Repeat the listing below word for word, leaving nothing out.

·····

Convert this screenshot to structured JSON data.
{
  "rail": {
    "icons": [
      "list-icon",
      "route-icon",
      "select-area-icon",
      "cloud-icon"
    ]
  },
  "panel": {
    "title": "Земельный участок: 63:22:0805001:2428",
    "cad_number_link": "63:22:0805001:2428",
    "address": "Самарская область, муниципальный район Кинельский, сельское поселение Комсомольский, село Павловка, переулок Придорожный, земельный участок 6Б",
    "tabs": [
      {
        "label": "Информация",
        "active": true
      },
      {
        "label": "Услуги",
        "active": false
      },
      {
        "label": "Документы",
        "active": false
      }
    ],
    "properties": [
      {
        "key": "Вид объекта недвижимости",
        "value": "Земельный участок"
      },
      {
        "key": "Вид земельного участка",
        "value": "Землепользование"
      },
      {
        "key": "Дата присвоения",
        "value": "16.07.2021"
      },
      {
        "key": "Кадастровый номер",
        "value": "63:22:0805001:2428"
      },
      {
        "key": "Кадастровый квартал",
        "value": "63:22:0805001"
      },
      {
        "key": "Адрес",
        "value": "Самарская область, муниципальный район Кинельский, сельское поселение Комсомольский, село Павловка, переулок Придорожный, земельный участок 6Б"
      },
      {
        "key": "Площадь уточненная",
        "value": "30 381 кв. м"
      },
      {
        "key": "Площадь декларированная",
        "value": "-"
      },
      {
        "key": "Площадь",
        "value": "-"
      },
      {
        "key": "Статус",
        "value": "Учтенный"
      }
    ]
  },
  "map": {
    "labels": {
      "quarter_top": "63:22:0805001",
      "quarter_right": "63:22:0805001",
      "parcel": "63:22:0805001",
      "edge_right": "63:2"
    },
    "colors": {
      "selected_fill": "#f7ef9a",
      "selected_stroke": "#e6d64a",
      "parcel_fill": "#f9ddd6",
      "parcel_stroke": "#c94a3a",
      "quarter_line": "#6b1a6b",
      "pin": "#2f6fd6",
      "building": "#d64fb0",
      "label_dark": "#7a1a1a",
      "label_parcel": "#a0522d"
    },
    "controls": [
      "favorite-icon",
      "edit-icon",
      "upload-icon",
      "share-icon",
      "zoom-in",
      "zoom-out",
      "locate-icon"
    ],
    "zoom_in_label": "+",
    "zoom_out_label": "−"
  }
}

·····

▶ **Worked solution**
Convert this screenshot to structured JSON data.
{
  "rail": {
    "icons": [
      "list-icon",
      "route-icon",
      "select-area-icon",
      "cloud-icon"
    ]
  },
  "panel": {
    "title": "Земельный участок: 63:22:0805001:2428",
    "cad_number_link": "63:22:0805001:2428",
    "address": "Самарская область, муниципальный район Кинельский, сельское поселение Комсомольский, село Павловка, переулок Придорожный, земельный участок 6Б",
    "tabs": [
      {
        "label": "Информация",
        "active": true
      },
      {
        "label": "Услуги",
        "active": false
      },
      {
        "label": "Документы",
        "active": false
      }
    ],
    "properties": [
      {
        "key": "Вид объекта недвижимости",
        "value": "Земельный участок"
      },
      {
        "key": "Вид земельного участка",
        "value": "Землепользование"
      },
      {
        "key": "Дата присвоения",
        "value": "16.07.2021"
      },
      {
        "key": "Кадастровый номер",
        "value": "63:22:0805001:2428"
      },
      {
        "key": "Кадастровый квартал",
        "value": "63:22:0805001"
      },
      {
        "key": "Адрес",
        "value": "Самарская область, муниципальный район Кинельский, сельское поселение Комсомольский, село Павловка, переулок Придорожный, земельный участок 6Б"
      },
      {
        "key": "Площадь уточненная",
        "value": "30 381 кв. м"
      },
      {
        "key": "Площадь декларированная",
        "value": "-"
      },
      {
        "key": "Площадь",
        "value": "-"
      },
      {
        "key": "Статус",
        "value": "Учтенный"
      }
    ]
  },
  "map": {
    "labels": {
      "quarter_top": "63:22:0805001",
      "quarter_right": "63:22:0805001",
      "parcel": "63:22:0805001",
      "edge_right": "63:2"
    },
    "colors": {
      "selected_fill": "#f7ef9a",
      "selected_stroke": "#e6d64a",
      "parcel_fill": "#f9ddd6",
      "parcel_stroke": "#c94a3a",
      "quarter_line": "#6b1a6b",
      "pin": "#2f6fd6",
      "building": "#d64fb0",
      "label_dark": "#7a1a1a",
      "label_parcel": "#a0522d"
    },
    "controls": [
      "favorite-icon",
      "edit-icon",
      "upload-icon",
      "share-icon",
      "zoom-in",
      "zoom-out",
      "locate-icon"
    ],
    "zoom_in_label": "+",
    "zoom_out_label": "−"
  }
}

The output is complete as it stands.